2016 ECF Princess Margriet Award for Culture goes to Krétakör in Hungary and Medialab-Prado in Spain.
The European Cultural Foundation (ECF) is proud to announce the ECF Princess Margriet Award for Culture laureates for 2016: socially-engaged theatre-makers Krétakör (Budapest, Hungary) and citizen laboratory for digital culture Medialab-Prado (Madrid, Spain).
The Award jury unanimously agreed to give the 2016 edition of the ECF Princess Margriet Award for Culture to Krétakör and Medialab-Prado for their exceptional bodies of artistic and cultural work in developing critical spaces of social participation and political experimentation through culture. The Award, which will be presented on 15 March 2016 in the Stadsschouwburg Amsterdam, includes a sum of €25,000 for each laureate. In support of the Netherlands Presidency of the Council of the European Union during the first half of 2016 ECF has decided to bring the Award ceremony, which is usually held in Brussels, to Amsterdam.
(Left) FreeSchool project by Krétakör, © Dorottya Vékony - (Right) Editing together to make ourselves visible on Wikipedia, © Medialab Prado CC BY-SA 2.0
Key to both of the new ECF Princess Margriet Award laureates is the leading role they play in empowering individuals and building communities through culture. Their creative methods of learning through theatre and media encourage people to become more acutely aware of their social environments and of how to act and change the circumstances around them.
By honouring these two laureates, ECF is highlighting the importance of culture in creating a more open and inclusive Europe. This is a Europe that ECF believes in and supports through its entire body of work, from its grant schemes and cultural managers’ exchange programme to its Connected Action for the Commons programme, which connects cultural change-makers at grassroots level and encourages new models of participation and democracy.

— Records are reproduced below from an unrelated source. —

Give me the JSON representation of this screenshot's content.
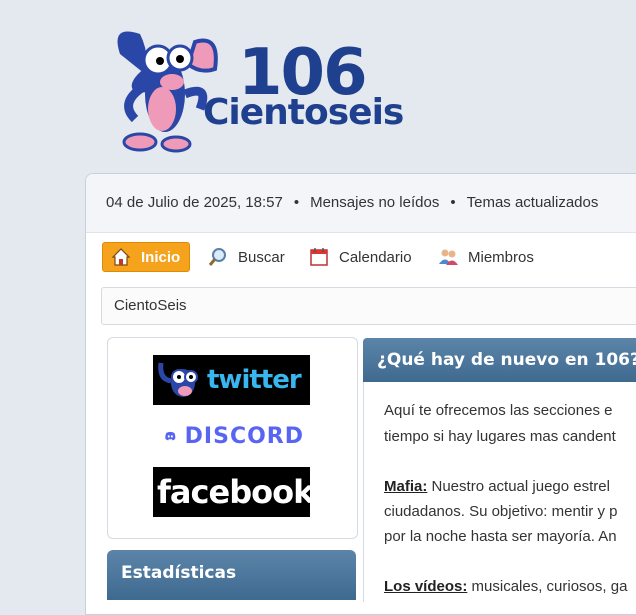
{
  "logo": {
    "number": "106",
    "name": "Cientoseis"
  },
  "topbar": {
    "date": "04 de Julio de 2025, 18:57",
    "separator": "•",
    "unread": "Mensajes no leídos",
    "updated": "Temas actualizados"
  },
  "nav": {
    "items": [
      {
        "label": "Inicio",
        "icon": "home-icon",
        "active": true
      },
      {
        "label": "Buscar",
        "icon": "search-icon"
      },
      {
        "label": "Calendario",
        "icon": "calendar-icon"
      },
      {
        "label": "Miembros",
        "icon": "members-icon"
      }
    ]
  },
  "breadcrumb": {
    "label": "CientoSeis"
  },
  "social": {
    "twitter": "twitter",
    "discord": "DISCORD",
    "facebook": "facebook"
  },
  "stats": {
    "title": "Estadísticas"
  },
  "news": {
    "title": "¿Qué hay de nuevo en 106?",
    "lines": [
      "Aquí te ofrecemos las secciones e",
      "tiempo si hay lugares mas candent"
    ],
    "mafia_label": "Mafia:",
    "mafia_lines": [
      " Nuestro actual juego estrel",
      "ciudadanos. Su objetivo: mentir y p",
      "por la noche hasta ser mayoría. An"
    ],
    "videos_label": "Los vídeos:",
    "videos_rest": " musicales, curiosos, ga"
  },
  "colors": {
    "accent": "#f5a21d",
    "header": "#4a7399",
    "brand": "#1f3f8f"
  }
}
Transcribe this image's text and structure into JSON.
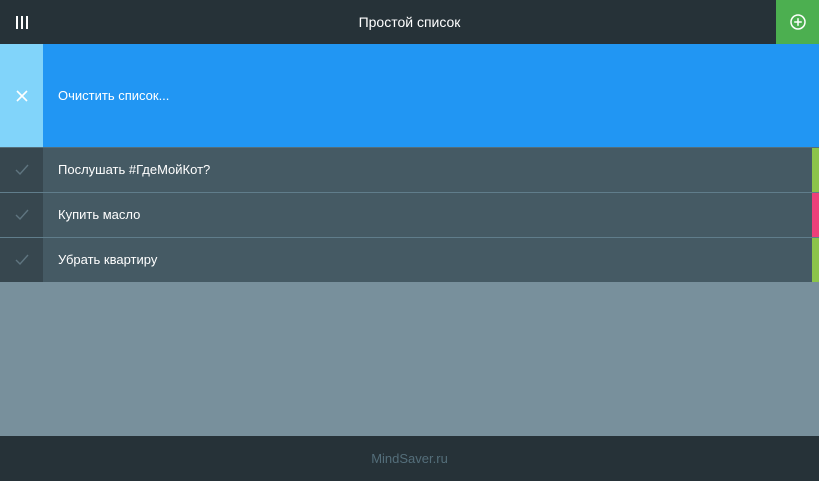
{
  "header": {
    "title": "Простой список",
    "menu_icon": "menu-bars-icon",
    "add_icon": "plus-circle-icon",
    "add_color": "#4caf50"
  },
  "clear": {
    "label": "Очистить список...",
    "icon": "close-icon",
    "color": "#2196f3"
  },
  "items": [
    {
      "label": "Послушать #ГдеМойКот?",
      "tag_color": "#8bc34a",
      "done": false
    },
    {
      "label": "Купить масло",
      "tag_color": "#ec407a",
      "done": false
    },
    {
      "label": "Убрать квартиру",
      "tag_color": "#8bc34a",
      "done": false
    }
  ],
  "footer": {
    "text": "MindSaver.ru"
  }
}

Krétakör is an internationally acclaimed theatre group led by the renowned theatre maker Árpád Schilling. The group uses dramaturgy as a means to bring different perspectives into debate and conversation. Since 2008 Krétakör has made a determined shift from theatre as a stage-based experience to theatre as a social forum. The jury selected Krétakör for their work as a collective that enters into direct dialogue with different communities and settings in regional Hungary. Their work in secondary schools enables them to interact with and evoke the voices of young people especially. Krétakör's artistic work exemplifies a dynamic quest for new methods and theatrical forms capable of engaging with the changing landscape and social urgencies in today’s Hungary and Europe.
Medialab-Prado is a digital platform and physical workspace where people with different skills and knowledge come together to access and build a digital commons in Madrid, across Spain and the global media sphere. Through workshops, participatory events and modes of collaborative action, Medialab-Prado has been among the front-runners for many projects that have gone on to nourish democratic processes in digital culture in Spain. Supported by the municipality of Madrid, Medialab-Prado demonstrates that it is possible to develop new cultural initiatives as permeable, civic-public partnerships that are capable of rethinking public institutions from within.
The ECF Princess Margriet Award for Culture
Ranging from the late UK cultural theorist Stuart Hall to Ukrainian collective Visual Culture Research Center, previous laureates of the ECF Princess Margriet Award for Culture have inspired viable change in the way citizens engage with Europe as a shared cultural space.
The ECF Princess Margriet Award for Culture was initiated by ECF in 2008 and named after the foundation’s former President Princess Margriet of the Netherlands. It was established in partnership with the Dutch Ministry of Education, Culture and Science and the Dutch Ministry of Foreign Affairs. The Award is given annually to two laureates from different disciplines and different geographical locations. This tandem aspect of the award is based on the idea that a European award for cultural change cannot be represented by a singular discipline alone, but requires interplay between cultural practices. Each of these contributes to building an awareness of European issues from a diversity of perspectives.
Karen Jochems | Senior Communications Officer
Wietske Maas | Curator/spokesperson ECF Princess Margriet Award